envFrom: [{
configMapRef: name: context.name + "game-config"
}]
if parameter["cmd"] != _|_ {
command: parameter.cmd
}
}]
}
}
}
}

outputs: gameconfig: {
apiVersion: "v1"
kind: "ConfigMap"
metadata: {
name: context.name + "game-config"
}
data: {
enemies: parameter.enemies
lives: parameter.lives
}
}

parameter: {
// +usage=Which image would you like to use for your service
// +short=i
image: string
// +usage=Commands to run in the container
cmd?: [...string]
lives: string
enemies: string
port: int
}
}
  1. Define a new myingress trait that read the port.
"myingress": {
type: "trait"
attributes: {
appliesToWorkloads: ["myworker"]
}
}

template: {
parameter: {
domain: string
path: string
exposePort: int
}
// trait template can have multiple outputs in one trait
outputs: service: {
apiVersion: "v1"
kind: "Service"
spec: {
selector:
app: context.name
ports: [{
port: parameter.exposePort
targetPort: context.output.spec.template.spec.containers[0].ports[0].containerPort
}]
}
}
outputs: ingress: {
apiVersion: "networking.k8s.io/v1beta1"
kind: "Ingress"
metadata:
name: context.name
labels: config: context.outputs.gameconfig.data.enemies
spec: {
rules: [{
host: parameter.domain
http: {
paths: [{
path: parameter.path
backend: {
serviceName: context.name
servicePort: parameter.exposePort
}
}]
}
}]
}
}
}

In detail, The trait myingress can only apply to the specific ComponentDefinition myworker:

  1. the rendered Kubernetes Deployment resource will be stored in the context.output,
  2. all other rendered resources will be stored in context.outputs.<xx>, with <xx> is the unique name in every template.outputs.

Thus, in TraitDefinition myingress, it can read the rendered API resources (e.g. context.outputs.gameconfig.data.enemies) from the context and get the targetPort and labels.config.

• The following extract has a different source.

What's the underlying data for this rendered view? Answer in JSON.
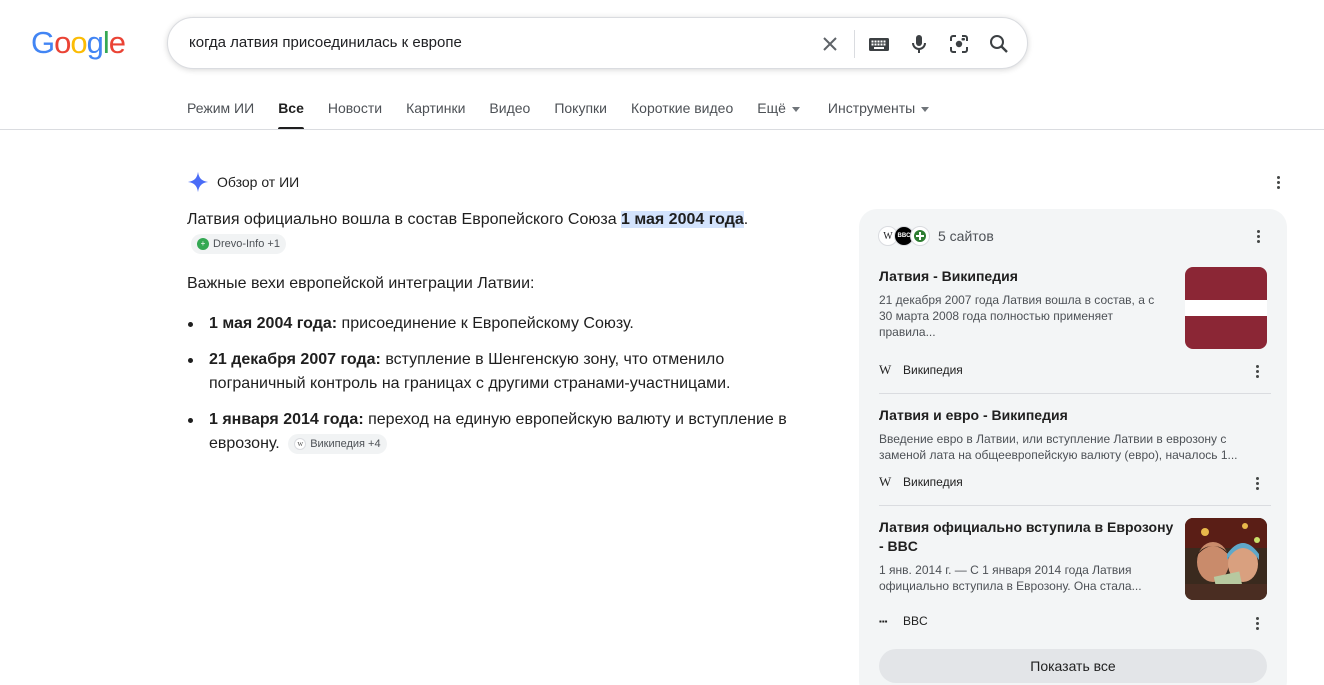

Patch Trait

Besides generate objects from trait, one more important thing we can do in trait is to patch or override the configuration of Component. But why do we need to patch or override?

There're several reasons:

  1. The component could be defined by another person, for separation of concern, the operator can attach an operational trait to change that data.
  2. The component could be defined by third party which is not controlled by the one who use it.

So KubeVela allow patch or override in this case, please refer to patch trait for more details. As trait and workflow step can both patch, so we write them together.

What's Next